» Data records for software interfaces

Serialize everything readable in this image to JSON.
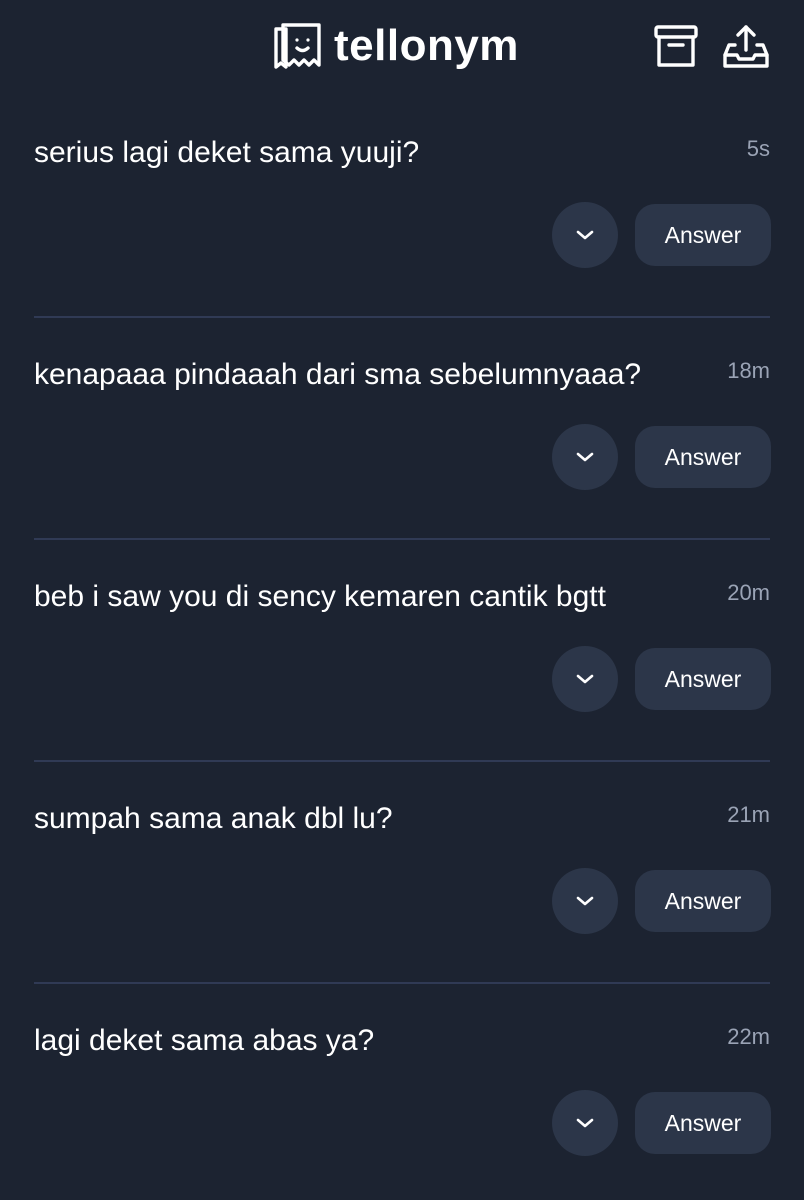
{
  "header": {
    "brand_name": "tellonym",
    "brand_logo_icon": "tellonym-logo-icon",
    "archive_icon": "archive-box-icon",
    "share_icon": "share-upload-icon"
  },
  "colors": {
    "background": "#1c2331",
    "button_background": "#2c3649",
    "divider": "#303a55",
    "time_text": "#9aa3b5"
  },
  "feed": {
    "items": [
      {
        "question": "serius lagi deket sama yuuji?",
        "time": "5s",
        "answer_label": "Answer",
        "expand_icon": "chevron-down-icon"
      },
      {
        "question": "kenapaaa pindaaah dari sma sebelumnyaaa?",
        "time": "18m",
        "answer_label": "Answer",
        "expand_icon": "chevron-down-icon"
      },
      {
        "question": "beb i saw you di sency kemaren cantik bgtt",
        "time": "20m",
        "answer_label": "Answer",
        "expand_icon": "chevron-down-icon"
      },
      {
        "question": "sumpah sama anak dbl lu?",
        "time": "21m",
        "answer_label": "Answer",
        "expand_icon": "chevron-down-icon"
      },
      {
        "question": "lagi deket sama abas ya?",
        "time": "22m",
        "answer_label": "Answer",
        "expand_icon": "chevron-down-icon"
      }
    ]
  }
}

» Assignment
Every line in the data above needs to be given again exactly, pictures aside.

» Response
Serialize everything readable in this image to JSON.
{
  "header": {
    "brand_name": "tellonym",
    "brand_logo_icon": "tellonym-logo-icon",
    "archive_icon": "archive-box-icon",
    "share_icon": "share-upload-icon"
  },
  "colors": {
    "background": "#1c2331",
    "button_background": "#2c3649",
    "divider": "#303a55",
    "time_text": "#9aa3b5"
  },
  "feed": {
    "items": [
      {
        "question": "serius lagi deket sama yuuji?",
        "time": "5s",
        "answer_label": "Answer",
        "expand_icon": "chevron-down-icon"
      },
      {
        "question": "kenapaaa pindaaah dari sma sebelumnyaaa?",
        "time": "18m",
        "answer_label": "Answer",
        "expand_icon": "chevron-down-icon"
      },
      {
        "question": "beb i saw you di sency kemaren cantik bgtt",
        "time": "20m",
        "answer_label": "Answer",
        "expand_icon": "chevron-down-icon"
      },
      {
        "question": "sumpah sama anak dbl lu?",
        "time": "21m",
        "answer_label": "Answer",
        "expand_icon": "chevron-down-icon"
      },
      {
        "question": "lagi deket sama abas ya?",
        "time": "22m",
        "answer_label": "Answer",
        "expand_icon": "chevron-down-icon"
      }
    ]
  }
}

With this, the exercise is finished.